T&T government, opposition at odds over FATCA Bill
The main opposition United National Congress (UNC) maintained its position of not supporting the Trinidad and Tobago government passage of legislation to comply with the Financial Accounts Tax Compliance
Act (FATCA) following talks Monday with leading bankers and private-sector representatives.
"We're maintaining our position for JSC (joint select committee) examination of the legislation, since we, the opposition, aren't the be-all and end-all of scrutiny," UNC Chairman Dr David Lee told reporters following talks with the Bankers' Association (BATT) and American Chamber of Industry and Commerce (AmCham).
The FATCA legislation demands that foreign banks provide information to America's Internal Revenue Service (IRS) on any customer deemed a 'US person' if they have more than US$50,000.
Washington said that the legislation aims to crack down on tax dodgers who hide hundreds of millions of US dollars in offshore accounts annually in an effort to avoid paying taxes.
The government has warned that failure to pass the law could result in financial institutions/US citizens suffering a 30 per cent withholding tax on US-sourced income. Online transactions could also be halted, affecting remittances as well as Trinidad and Tobago's banking system and economy.
The United States has given Trinidad and Tobago until February next year to pass the legislation, but both the Keith Rowley government and the opposition remain at odds over how to approach its passage.
The UNC, which has boycotted the last sitting of Parliament when the bill was being debated, insists on a JSC examining the proposed legislation, but Attorney General Faris Al Rawi said the opposition legislators must first come to Parliament in order to have any discussion on the matter. The government needs the opposition support to get the required special majority to pass the bill.
"What magic is there in a JSC where a maximum of 12 people can sit?" Al Rawi said, adding that "it is by far more sensible for a committee of the whole (House of Representatives) to operate and we are at the stage of a committee of the whole right now".
Lee told reporters that there are other stakeholders, including "UWI (University of the West Indies) legal luminaries, who have views on the legislation and that could add further amendments.
"We shared our position on the JSC, and time lines on the issue. They didn't tell us the JSC is needed, but we explained why we feel it's critical," Lee said, adding that the BATT had requested that the opposition consider the legislation based on amendments made recently.
"They said they hoped government and opposition will get together for proper dialogue to ensure the legislation is passed within the deadline.
"We need other input on the legislation since neither the PNM nor UNC sides in Parliament have financial analysts who can serve the purpose if the legislation is examined by the Lower House alone. That leaves a lot to be desired. But a JSC would facilitate such experts."
Last week, the Trinidad and Tobago Chamber of Industry and Commerce appealed to government and the opposition to speedily pass the legislation to avoid "the severe, costly and far-reaching implications of non-compliance".
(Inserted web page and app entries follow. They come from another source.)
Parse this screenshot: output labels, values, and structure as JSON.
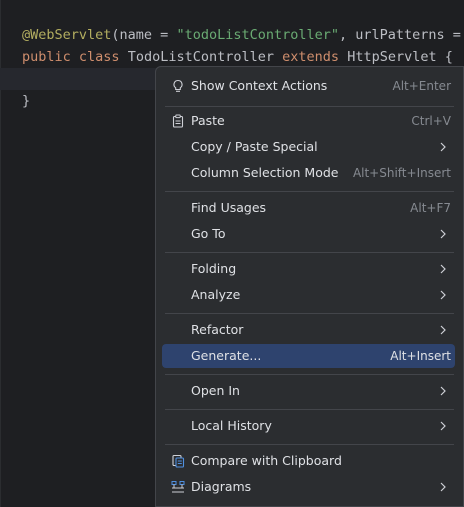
{
  "editor": {
    "line1": {
      "annotation": "@WebServlet",
      "p1": "(name = ",
      "name_value": "\"todoListController\"",
      "p2": ", urlPatterns ="
    },
    "line2": {
      "kw_public": "public",
      "kw_class": "class",
      "class_name": "TodoListController",
      "kw_extends": "extends",
      "parent": "HttpServlet {"
    },
    "line4": "}"
  },
  "menu": {
    "items": [
      {
        "label": "Show Context Actions",
        "shortcut": "Alt+Enter",
        "icon": "lightbulb-icon"
      },
      {
        "label": "Paste",
        "shortcut": "Ctrl+V",
        "icon": "clipboard-icon"
      },
      {
        "label": "Copy / Paste Special",
        "submenu": true
      },
      {
        "label": "Column Selection Mode",
        "shortcut": "Alt+Shift+Insert"
      },
      {
        "label": "Find Usages",
        "shortcut": "Alt+F7"
      },
      {
        "label": "Go To",
        "submenu": true
      },
      {
        "label": "Folding",
        "submenu": true
      },
      {
        "label": "Analyze",
        "submenu": true
      },
      {
        "label": "Refactor",
        "submenu": true
      },
      {
        "label": "Generate...",
        "shortcut": "Alt+Insert",
        "selected": true
      },
      {
        "label": "Open In",
        "submenu": true
      },
      {
        "label": "Local History",
        "submenu": true
      },
      {
        "label": "Compare with Clipboard",
        "icon": "compare-icon"
      },
      {
        "label": "Diagrams",
        "submenu": true,
        "icon": "diagram-icon"
      }
    ]
  },
  "colors": {
    "selection": "#2e436e",
    "menu_bg": "#2b2d30",
    "editor_bg": "#1e1f22"
  }
}
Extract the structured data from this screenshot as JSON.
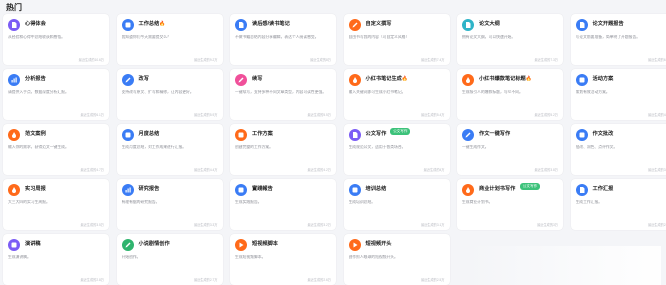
{
  "section": {
    "title": "热门"
  },
  "colors": {
    "purple": "#7b5cf5",
    "blue": "#3a7cf5",
    "pink": "#f0509a",
    "orange": "#ff6a1a",
    "green": "#2fb46e",
    "gray": "#8a8d96",
    "badge": "#3cc27a"
  },
  "cards": [
    {
      "title": "心得体会",
      "fire": false,
      "badge": "",
      "icon": "document-icon",
      "color": "#7b5cf5",
      "desc": "从经验和心得中总结收获和感悟。",
      "meta": "最近生成的10.6万"
    },
    {
      "title": "工作总结",
      "fire": true,
      "badge": "",
      "icon": "briefcase-icon",
      "color": "#3a7cf5",
      "desc": "我知道你们今天需要提交么？",
      "meta": "最近生成的9.2万"
    },
    {
      "title": "读后感/读书笔记",
      "fire": false,
      "badge": "",
      "icon": "book-icon",
      "color": "#3a7cf5",
      "desc": "不做书籍总结内容分享编辑，表达个人阅读感受。",
      "meta": "最近生成的8万"
    },
    {
      "title": "自定义撰写",
      "fire": false,
      "badge": "",
      "icon": "pen-icon",
      "color": "#ff6a1a",
      "desc": "自由书写我的内容（可自定义风格）",
      "meta": "最近生成的7.4万"
    },
    {
      "title": "论文大纲",
      "fire": false,
      "badge": "",
      "icon": "outline-icon",
      "color": "#2fb4c8",
      "desc": "拥有论文大纲，可以快速开始。",
      "meta": "最近生成的7.3万"
    },
    {
      "title": "论文开题报告",
      "fire": false,
      "badge": "",
      "icon": "report-icon",
      "color": "#3a7cf5",
      "desc": "写论文前要准备，简单明了开题报告。",
      "meta": "最近生成的6.9万"
    },
    {
      "title": "分析报告",
      "fire": false,
      "badge": "",
      "icon": "chart-icon",
      "color": "#3a7cf5",
      "desc": "请提供入手点，数据深度分析汇报。",
      "meta": "最近生成的6.1万"
    },
    {
      "title": "改写",
      "fire": false,
      "badge": "",
      "icon": "edit-icon",
      "color": "#3a7cf5",
      "desc": "支持改写原文、扩写和精修，让内容更好。",
      "meta": "最近生成的5.9万"
    },
    {
      "title": "续写",
      "fire": false,
      "badge": "",
      "icon": "continue-icon",
      "color": "#f0509a",
      "desc": "一键续写，支持多种不同文章类型，内容可读性更强。",
      "meta": "最近生成的5.5万"
    },
    {
      "title": "小红书笔记生成",
      "fire": true,
      "badge": "",
      "icon": "xiaohongshu-icon",
      "color": "#ff6a1a",
      "desc": "输入关键词即可生成小红书笔记。",
      "meta": "最近生成的5.4万"
    },
    {
      "title": "小红书爆款笔记标题",
      "fire": true,
      "badge": "",
      "icon": "xiaohongshu-icon",
      "color": "#ff6a1a",
      "desc": "生成吸引人的爆款标题，与众不同。",
      "meta": "最近生成的5.2万"
    },
    {
      "title": "活动方案",
      "fire": false,
      "badge": "",
      "icon": "event-icon",
      "color": "#3a7cf5",
      "desc": "策划有效活动方案。",
      "meta": "最近生成的4.9万"
    },
    {
      "title": "范文案例",
      "fire": false,
      "badge": "",
      "icon": "sample-icon",
      "color": "#ff6a1a",
      "desc": "输入你的需求，获得范文一键生成。",
      "meta": "最近生成的4.7万"
    },
    {
      "title": "月度总结",
      "fire": false,
      "badge": "",
      "icon": "calendar-icon",
      "color": "#3a7cf5",
      "desc": "生成月度总结，对工作成果进行汇报。",
      "meta": "最近生成的4.4万"
    },
    {
      "title": "工作方案",
      "fire": false,
      "badge": "",
      "icon": "plan-icon",
      "color": "#ff6a1a",
      "desc": "创建完整的工作方案。",
      "meta": "最近生成的4.2万"
    },
    {
      "title": "公文写作",
      "fire": false,
      "badge": "公文写作",
      "icon": "official-icon",
      "color": "#7b5cf5",
      "desc": "生成规范公文，适用于各类场合。",
      "meta": "最近生成的4万"
    },
    {
      "title": "作文一键写作",
      "fire": false,
      "badge": "",
      "icon": "essay-icon",
      "color": "#3a7cf5",
      "desc": "一键生成作文。",
      "meta": "最近生成的3.8万"
    },
    {
      "title": "作文批改",
      "fire": false,
      "badge": "",
      "icon": "check-icon",
      "color": "#3a7cf5",
      "desc": "批改、润色、点评作文。",
      "meta": "最近生成的3.7万"
    },
    {
      "title": "实习周报",
      "fire": false,
      "badge": "",
      "icon": "weekly-icon",
      "color": "#ff6a1a",
      "desc": "大三大四的实习生周报。",
      "meta": "最近生成的3.5万"
    },
    {
      "title": "研究报告",
      "fire": false,
      "badge": "",
      "icon": "research-icon",
      "color": "#3a7cf5",
      "desc": "有理有据的研究报告。",
      "meta": "最近生成的3.3万"
    },
    {
      "title": "實踐報告",
      "fire": false,
      "badge": "",
      "icon": "practice-icon",
      "color": "#3a7cf5",
      "desc": "生成实践报告。",
      "meta": "最近生成的3.2万"
    },
    {
      "title": "培训总结",
      "fire": false,
      "badge": "",
      "icon": "training-icon",
      "color": "#3a7cf5",
      "desc": "生成培训总结。",
      "meta": "最近生成的3.1万"
    },
    {
      "title": "商业计划书写作",
      "fire": false,
      "badge": "公文写作",
      "icon": "business-icon",
      "color": "#ff6a1a",
      "desc": "生成商业计划书。",
      "meta": "最近生成的3万"
    },
    {
      "title": "工作汇报",
      "fire": false,
      "badge": "",
      "icon": "report-icon",
      "color": "#3a7cf5",
      "desc": "生成工作汇报。",
      "meta": "最近生成的2.9万"
    },
    {
      "title": "演讲稿",
      "fire": false,
      "badge": "",
      "icon": "speech-icon",
      "color": "#7b5cf5",
      "desc": "生成演讲稿。",
      "meta": "最近生成的2.8万"
    },
    {
      "title": "小说剧情创作",
      "fire": false,
      "badge": "",
      "icon": "story-icon",
      "color": "#2fb46e",
      "desc": "开始创作。",
      "meta": "最近生成的2.7万"
    },
    {
      "title": "短视频脚本",
      "fire": false,
      "badge": "",
      "icon": "video-icon",
      "color": "#ff6a1a",
      "desc": "生成短视频脚本。",
      "meta": "最近生成的2.6万"
    },
    {
      "title": "短视频开头",
      "fire": false,
      "badge": "",
      "icon": "video-opener-icon",
      "color": "#ff6a1a",
      "desc": "创作抓人眼球的短视频开头。",
      "meta": "最近生成的2.5万"
    }
  ]
}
AmCham TT said also "we believe that there is no need for a joint select committee to be set up to review the Tax Information Exchange Bill.
"The minor amendments which may now be desired can be made without going to a JSC, which will unnecessarily delay the passage of the legislation within the timeline which T&T itself provided to the government of the United States of America."
Debate on the bill will resume in January next year.